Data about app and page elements
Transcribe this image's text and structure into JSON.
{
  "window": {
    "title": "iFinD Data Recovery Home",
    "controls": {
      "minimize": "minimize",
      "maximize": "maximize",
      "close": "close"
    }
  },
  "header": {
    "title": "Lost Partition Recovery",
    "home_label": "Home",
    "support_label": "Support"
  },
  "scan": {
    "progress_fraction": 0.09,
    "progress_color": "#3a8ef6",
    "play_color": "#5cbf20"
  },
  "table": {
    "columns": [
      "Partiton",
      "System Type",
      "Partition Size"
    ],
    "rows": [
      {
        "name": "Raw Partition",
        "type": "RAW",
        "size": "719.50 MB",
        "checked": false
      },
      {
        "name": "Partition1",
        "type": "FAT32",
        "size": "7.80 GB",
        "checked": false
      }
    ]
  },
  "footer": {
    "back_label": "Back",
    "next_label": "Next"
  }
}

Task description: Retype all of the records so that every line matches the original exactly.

Expected answer:
Transcribe this image's text and structure into JSON.
{
  "window": {
    "title": "iFinD Data Recovery Home",
    "controls": {
      "minimize": "minimize",
      "maximize": "maximize",
      "close": "close"
    }
  },
  "header": {
    "title": "Lost Partition Recovery",
    "home_label": "Home",
    "support_label": "Support"
  },
  "scan": {
    "progress_fraction": 0.09,
    "progress_color": "#3a8ef6",
    "play_color": "#5cbf20"
  },
  "table": {
    "columns": [
      "Partiton",
      "System Type",
      "Partition Size"
    ],
    "rows": [
      {
        "name": "Raw Partition",
        "type": "RAW",
        "size": "719.50 MB",
        "checked": false
      },
      {
        "name": "Partition1",
        "type": "FAT32",
        "size": "7.80 GB",
        "checked": false
      }
    ]
  },
  "footer": {
    "back_label": "Back",
    "next_label": "Next"
  }
}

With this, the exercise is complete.